In the summer of 1985, Madonna was the biggest act in music. Hitting the road for her first major run, The Virgin Tour, the singer had the clout to pick pretty much anyone she wanted as her opening act. She chose the Beastie Boys.
At the time, the fledgling outfit only had one album: the independent 1982 Polly Wog Stew EP. When they opened for Madonna every night of The Virgin Tour, the group was met with waves of boos from fans perplexed by the sight of three scruffy white rappers making obscene gestures and talking about Paul Revere.
More than a year after the tour with Madonna, on November 15, 1986, Beastie Boys released Licensed to Ill, and suddenly it all made sense. The latest signing on the Def Jam Records, Beastie Boys followed in the tradition of label-mates LL Cool J, Run DMC and Public Enemy by being larger-than-life characters. Beastie Boys were unique in that their persona was obnoxious Jewish kids from New York.
Packed with the utmost in political incorrectness and an onslaught of offensive lyrics, Licensed to Ill would revolutionize rap by taking it straight to the heart of the American suburbs. The band's bratty, anti-authority appeal was the flip-side of the same sentiments and cartoon-ish delivery found in big rock bands of the era like Twisted Sister and Van Halen. Rap wasn't just an African-American thing any more.
The album was an immediate hit, soaring out of record store shelves at a pace that would catapult Licensed to Ill to the #1 spot on March 7, 1987.
The group would go on to spin out a dizzying seven singles from the album, the last one being the goofy "Girls" in May 1987.
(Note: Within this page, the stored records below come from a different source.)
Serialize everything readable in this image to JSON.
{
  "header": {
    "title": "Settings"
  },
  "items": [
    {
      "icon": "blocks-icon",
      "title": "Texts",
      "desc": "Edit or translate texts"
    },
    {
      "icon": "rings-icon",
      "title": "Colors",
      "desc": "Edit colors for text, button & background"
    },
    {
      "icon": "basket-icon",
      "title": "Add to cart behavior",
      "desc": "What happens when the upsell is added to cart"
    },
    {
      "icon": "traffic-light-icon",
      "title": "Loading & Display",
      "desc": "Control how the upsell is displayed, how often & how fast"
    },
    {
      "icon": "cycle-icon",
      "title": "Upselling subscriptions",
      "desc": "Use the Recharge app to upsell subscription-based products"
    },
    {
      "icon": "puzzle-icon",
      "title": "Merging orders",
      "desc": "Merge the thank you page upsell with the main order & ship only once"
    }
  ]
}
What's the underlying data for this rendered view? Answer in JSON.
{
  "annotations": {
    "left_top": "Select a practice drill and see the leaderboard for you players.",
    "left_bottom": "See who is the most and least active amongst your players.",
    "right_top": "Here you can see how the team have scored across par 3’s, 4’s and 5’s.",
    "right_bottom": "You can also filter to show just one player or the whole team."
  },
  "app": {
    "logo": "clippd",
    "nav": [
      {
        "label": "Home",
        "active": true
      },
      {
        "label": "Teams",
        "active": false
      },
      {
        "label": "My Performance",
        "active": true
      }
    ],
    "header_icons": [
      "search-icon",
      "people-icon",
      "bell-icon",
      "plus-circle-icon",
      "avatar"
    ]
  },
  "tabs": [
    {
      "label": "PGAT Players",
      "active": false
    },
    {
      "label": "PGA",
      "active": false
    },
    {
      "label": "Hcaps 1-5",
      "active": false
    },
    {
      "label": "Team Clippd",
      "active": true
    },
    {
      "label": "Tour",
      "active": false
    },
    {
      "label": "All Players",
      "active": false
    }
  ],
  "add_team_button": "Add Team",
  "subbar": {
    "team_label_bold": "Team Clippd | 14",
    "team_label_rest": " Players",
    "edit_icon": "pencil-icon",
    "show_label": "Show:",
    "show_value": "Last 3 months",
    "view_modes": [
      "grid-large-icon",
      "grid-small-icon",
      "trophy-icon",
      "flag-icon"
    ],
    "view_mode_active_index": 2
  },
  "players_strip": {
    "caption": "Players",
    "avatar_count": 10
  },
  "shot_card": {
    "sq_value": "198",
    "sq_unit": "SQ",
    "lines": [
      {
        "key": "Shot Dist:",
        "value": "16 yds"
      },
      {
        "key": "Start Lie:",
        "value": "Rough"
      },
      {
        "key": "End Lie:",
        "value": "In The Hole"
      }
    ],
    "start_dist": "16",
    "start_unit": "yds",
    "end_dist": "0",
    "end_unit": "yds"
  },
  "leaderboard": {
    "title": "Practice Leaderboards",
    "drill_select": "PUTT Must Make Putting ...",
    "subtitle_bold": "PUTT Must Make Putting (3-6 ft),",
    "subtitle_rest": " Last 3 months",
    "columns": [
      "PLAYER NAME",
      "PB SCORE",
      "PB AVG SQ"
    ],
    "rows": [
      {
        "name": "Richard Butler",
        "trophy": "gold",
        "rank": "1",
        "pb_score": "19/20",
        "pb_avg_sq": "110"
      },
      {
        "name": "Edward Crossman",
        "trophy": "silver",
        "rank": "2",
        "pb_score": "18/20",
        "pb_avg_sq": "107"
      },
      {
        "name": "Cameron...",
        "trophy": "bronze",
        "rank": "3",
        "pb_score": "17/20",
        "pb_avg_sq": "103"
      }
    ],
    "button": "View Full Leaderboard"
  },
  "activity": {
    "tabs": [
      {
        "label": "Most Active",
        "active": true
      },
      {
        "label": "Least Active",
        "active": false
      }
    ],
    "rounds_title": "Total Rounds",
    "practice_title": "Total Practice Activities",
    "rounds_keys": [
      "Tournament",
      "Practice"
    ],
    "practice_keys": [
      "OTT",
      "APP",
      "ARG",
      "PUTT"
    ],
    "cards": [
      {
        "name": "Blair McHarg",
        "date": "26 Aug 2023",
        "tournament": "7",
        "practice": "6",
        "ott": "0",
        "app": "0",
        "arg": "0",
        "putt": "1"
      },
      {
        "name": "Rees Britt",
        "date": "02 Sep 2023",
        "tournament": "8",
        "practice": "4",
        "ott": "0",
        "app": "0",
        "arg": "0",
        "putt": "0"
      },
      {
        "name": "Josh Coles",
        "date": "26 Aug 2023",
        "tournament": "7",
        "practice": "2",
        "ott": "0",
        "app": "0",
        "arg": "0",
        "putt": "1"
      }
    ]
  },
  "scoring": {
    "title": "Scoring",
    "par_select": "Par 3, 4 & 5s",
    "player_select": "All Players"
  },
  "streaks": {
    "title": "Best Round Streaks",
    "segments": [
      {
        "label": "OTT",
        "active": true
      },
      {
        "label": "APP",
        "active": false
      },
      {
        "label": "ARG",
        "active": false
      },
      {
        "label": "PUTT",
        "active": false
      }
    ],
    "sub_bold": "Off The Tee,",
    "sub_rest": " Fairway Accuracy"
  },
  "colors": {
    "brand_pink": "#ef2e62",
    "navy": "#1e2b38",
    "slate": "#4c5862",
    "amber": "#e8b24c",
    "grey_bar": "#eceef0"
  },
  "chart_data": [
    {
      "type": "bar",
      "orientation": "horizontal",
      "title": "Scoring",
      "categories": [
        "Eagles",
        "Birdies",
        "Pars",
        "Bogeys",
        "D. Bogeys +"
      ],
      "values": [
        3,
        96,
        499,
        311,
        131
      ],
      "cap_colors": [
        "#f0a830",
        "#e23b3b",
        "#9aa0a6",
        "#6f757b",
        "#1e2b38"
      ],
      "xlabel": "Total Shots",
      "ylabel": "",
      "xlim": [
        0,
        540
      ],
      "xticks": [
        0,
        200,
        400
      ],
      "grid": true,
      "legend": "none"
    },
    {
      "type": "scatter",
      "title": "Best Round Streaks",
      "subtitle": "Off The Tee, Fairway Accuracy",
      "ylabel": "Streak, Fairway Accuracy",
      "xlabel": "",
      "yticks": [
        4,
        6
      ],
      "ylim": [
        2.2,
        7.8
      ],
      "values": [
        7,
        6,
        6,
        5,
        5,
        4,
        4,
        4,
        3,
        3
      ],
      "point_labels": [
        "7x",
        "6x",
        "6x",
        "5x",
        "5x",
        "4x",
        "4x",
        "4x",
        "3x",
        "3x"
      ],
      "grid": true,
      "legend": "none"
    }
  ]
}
Given the album's politically incorrect tone and general offensive, it's a legacy the band has had to grapple with over the years. So much so that rapper MCA was moved to address it on the song "Sure Shot," from 1994's Ill Communication, with lyrics that apologized for the homophobia and sexism of their past.